Exercise requirements: Within the entries that follow, report how many lines contain the word "mouse", giving the number by itself.

◆ ◆ ◆

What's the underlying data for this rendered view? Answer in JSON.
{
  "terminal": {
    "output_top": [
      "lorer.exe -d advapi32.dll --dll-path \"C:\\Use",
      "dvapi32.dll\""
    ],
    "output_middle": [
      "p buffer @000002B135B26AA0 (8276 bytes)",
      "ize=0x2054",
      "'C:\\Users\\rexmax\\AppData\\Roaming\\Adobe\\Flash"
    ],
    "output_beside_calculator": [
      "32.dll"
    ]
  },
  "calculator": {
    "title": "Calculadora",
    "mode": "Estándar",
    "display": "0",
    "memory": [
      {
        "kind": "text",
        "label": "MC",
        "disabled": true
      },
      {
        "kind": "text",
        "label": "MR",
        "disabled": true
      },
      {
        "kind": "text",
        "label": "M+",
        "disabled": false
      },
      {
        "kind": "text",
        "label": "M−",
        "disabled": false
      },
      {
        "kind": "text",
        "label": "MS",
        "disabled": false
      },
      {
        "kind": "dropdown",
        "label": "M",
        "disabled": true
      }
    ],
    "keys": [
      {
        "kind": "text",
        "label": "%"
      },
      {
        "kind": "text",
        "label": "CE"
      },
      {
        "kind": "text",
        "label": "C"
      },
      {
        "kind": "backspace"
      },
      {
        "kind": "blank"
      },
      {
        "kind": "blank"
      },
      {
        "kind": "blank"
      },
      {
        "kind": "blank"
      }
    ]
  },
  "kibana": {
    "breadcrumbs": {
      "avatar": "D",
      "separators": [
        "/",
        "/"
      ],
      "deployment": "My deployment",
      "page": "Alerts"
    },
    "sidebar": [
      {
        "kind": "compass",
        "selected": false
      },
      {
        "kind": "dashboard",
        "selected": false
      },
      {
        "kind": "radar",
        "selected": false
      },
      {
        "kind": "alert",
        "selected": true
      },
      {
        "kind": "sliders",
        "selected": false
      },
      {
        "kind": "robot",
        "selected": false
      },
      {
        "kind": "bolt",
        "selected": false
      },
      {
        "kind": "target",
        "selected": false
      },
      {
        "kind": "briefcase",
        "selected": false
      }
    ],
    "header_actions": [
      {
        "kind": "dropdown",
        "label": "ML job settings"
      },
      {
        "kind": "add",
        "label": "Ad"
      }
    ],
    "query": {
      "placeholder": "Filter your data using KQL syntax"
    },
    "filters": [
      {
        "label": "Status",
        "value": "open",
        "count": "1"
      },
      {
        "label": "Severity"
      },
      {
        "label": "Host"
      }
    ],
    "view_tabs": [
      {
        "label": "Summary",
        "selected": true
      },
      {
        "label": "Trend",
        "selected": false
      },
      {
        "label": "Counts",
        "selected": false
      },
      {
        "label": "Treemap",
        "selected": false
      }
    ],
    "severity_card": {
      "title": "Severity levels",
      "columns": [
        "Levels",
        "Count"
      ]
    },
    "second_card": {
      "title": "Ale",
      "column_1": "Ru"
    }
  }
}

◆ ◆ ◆

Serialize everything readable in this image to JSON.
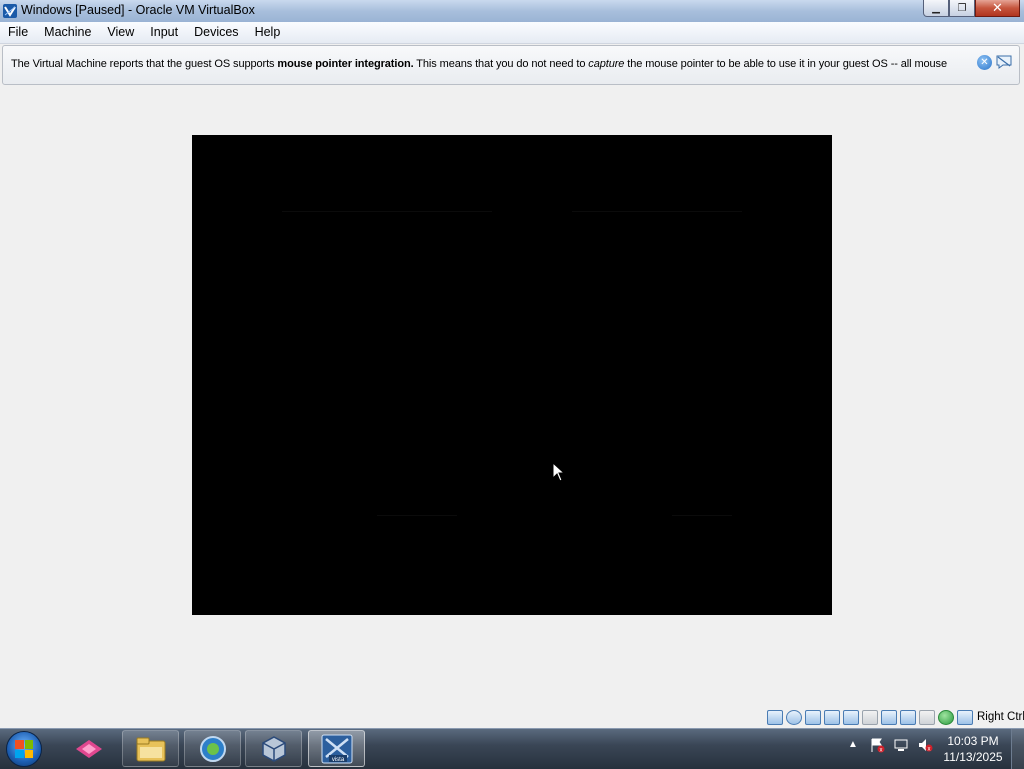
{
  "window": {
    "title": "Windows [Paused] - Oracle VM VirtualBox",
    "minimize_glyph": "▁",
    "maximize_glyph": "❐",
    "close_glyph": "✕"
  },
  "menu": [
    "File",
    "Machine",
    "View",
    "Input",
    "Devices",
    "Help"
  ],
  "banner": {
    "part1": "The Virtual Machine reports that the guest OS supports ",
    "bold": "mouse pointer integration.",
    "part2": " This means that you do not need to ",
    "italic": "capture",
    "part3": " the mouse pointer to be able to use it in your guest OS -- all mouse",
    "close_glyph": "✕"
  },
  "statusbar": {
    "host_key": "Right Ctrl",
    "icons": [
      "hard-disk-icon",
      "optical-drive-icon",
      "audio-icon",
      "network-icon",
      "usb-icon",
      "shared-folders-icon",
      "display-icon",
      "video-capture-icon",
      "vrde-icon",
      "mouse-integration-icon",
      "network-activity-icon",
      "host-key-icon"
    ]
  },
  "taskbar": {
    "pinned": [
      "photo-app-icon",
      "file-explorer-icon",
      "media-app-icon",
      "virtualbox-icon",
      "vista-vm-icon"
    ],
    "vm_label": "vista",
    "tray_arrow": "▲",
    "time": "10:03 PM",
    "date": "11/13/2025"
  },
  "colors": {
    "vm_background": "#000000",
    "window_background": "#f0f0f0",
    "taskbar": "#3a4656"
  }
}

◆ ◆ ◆

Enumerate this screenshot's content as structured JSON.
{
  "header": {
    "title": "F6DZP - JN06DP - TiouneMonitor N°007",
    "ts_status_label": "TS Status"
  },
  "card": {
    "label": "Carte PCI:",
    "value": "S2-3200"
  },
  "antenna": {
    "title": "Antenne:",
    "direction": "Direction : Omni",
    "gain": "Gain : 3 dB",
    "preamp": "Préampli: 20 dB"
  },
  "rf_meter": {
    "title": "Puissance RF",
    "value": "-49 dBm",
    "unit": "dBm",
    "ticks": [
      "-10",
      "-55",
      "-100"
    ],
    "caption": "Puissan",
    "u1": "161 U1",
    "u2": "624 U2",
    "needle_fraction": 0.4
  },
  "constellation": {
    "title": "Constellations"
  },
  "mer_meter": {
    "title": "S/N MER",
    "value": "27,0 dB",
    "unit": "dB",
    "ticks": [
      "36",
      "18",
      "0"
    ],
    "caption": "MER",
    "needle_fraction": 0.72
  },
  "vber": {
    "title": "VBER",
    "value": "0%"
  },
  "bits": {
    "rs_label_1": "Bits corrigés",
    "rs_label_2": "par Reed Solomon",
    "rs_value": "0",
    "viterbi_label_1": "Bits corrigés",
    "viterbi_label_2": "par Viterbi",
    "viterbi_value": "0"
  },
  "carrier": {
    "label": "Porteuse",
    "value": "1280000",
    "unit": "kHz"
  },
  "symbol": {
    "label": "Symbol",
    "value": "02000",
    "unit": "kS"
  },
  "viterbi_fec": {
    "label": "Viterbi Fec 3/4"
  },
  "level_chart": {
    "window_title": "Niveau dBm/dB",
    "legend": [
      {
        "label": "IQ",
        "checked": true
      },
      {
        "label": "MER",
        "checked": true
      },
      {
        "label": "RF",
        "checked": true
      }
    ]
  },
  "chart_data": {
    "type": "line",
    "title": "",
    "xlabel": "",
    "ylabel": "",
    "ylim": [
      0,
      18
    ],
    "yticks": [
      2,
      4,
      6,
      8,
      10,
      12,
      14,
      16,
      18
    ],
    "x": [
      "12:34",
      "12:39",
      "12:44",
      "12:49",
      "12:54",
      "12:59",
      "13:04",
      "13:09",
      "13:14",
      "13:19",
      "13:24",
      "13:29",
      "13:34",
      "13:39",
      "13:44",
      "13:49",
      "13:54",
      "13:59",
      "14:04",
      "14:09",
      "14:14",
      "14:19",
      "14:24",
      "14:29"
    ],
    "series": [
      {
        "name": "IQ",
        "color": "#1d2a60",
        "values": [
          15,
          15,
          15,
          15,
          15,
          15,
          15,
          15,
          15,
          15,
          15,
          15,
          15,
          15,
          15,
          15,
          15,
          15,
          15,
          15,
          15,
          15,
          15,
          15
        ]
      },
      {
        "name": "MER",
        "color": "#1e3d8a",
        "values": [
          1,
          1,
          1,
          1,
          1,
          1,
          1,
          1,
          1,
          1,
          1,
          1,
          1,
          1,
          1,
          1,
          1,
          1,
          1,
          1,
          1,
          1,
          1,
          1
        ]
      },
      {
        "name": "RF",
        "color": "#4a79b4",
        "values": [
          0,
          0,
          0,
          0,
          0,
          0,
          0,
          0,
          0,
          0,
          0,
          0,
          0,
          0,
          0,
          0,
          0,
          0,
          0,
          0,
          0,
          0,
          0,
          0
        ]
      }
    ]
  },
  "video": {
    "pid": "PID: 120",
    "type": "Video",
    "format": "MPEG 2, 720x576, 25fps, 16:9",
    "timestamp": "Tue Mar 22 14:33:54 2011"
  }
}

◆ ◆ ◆

Written solution: 3